June is always a standout month for car sales â€" often as much as a quarter higher than any other month as people grab a deal at the end of the financial year. So a 25 percent drop the next month is to expected. This July is still 9 percent higher than last year and almost 30 percent higher than April last year, when sales hit their lowest level in six years.
What's great news for the car industry might not be such good news for the environment. Tony Abbott and Ian Plimer must have a few followers when it comes to believing the impact that man makes on the environment (they both say it's "crap"). That's probably why SUVs (four wheel drives) continue to grow their share of the total car market, unabated. In early 1994 they accounted for 7 percent of all new vehicles sold. Last month it had risen to 23 percent. People clearly want a big safe vehicle that can fit the kids and the tent and the mother in law. Well, at least two of the three anyway.
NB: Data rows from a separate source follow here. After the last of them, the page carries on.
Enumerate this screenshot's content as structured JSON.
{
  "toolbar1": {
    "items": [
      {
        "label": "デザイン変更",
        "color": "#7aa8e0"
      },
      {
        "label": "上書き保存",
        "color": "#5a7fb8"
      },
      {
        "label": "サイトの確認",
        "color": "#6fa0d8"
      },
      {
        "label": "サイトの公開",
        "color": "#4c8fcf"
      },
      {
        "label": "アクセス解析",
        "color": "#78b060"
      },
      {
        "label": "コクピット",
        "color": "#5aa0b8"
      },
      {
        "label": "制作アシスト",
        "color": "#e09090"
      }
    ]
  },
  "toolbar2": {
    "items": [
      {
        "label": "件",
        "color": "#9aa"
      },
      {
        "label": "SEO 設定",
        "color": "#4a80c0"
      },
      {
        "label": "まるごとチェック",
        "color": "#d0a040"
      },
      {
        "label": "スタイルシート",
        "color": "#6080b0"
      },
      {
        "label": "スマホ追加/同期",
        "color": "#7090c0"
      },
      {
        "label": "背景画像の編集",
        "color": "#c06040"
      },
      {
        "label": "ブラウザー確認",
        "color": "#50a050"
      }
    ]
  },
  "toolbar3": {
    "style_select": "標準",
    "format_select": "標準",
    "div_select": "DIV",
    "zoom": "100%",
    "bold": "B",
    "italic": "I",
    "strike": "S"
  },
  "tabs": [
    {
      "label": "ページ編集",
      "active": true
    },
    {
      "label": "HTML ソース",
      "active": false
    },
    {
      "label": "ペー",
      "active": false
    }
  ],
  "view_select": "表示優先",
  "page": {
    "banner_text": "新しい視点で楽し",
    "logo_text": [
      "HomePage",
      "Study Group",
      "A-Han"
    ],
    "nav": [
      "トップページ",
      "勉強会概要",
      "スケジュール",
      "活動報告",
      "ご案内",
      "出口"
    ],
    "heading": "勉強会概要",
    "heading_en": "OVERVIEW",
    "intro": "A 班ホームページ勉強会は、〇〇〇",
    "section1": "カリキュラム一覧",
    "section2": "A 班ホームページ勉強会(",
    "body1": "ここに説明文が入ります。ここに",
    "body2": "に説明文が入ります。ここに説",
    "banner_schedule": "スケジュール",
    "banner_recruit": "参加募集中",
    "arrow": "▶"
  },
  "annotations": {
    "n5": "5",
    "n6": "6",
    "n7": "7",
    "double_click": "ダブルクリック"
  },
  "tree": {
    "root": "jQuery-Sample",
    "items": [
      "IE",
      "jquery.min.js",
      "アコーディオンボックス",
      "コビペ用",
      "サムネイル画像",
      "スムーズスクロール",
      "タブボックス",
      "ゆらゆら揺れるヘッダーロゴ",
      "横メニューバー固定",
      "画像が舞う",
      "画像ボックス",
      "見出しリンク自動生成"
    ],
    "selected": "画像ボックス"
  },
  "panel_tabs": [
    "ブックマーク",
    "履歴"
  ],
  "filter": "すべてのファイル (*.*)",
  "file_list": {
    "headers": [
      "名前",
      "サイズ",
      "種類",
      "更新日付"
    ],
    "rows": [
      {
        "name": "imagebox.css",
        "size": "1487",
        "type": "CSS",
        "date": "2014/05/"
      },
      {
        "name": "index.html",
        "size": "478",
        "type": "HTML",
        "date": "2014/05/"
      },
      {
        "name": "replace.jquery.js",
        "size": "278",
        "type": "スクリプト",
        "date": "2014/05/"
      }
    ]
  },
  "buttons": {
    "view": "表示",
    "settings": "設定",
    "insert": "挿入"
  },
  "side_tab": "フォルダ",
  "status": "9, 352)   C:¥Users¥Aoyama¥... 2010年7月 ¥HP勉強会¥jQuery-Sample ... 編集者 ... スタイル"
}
To make matters worse, back in 1994 there was a new car sold for every 500 people in the country. Now the figure's down to around 250 people for every car sold --- twice the ratio. That means more cars on the road adding to pollution, or a shorter lifespan of each vehicle which, of course, has its own environmental waste implications.
Trying to find someone to blame, I looked through sales on a state-by-state basis, expecting that Queenslanders would be callously driving gas-guzzlers without a care in the world, whereas the greenies of Bondi and St Kilda would be helping to keep their State's tally down. But there's no blame game to be had --- the trend is nationwide and close to line-ball across the country.
So here's another set of figures to think about. In 2006 our carbon emissions were 18 metric tons per capita --- four times the world average, three times that of France and twice that of the UK and Germany. Thank goodness the US is there to do a worse job than us, but only just. And, of course, they like big cars too.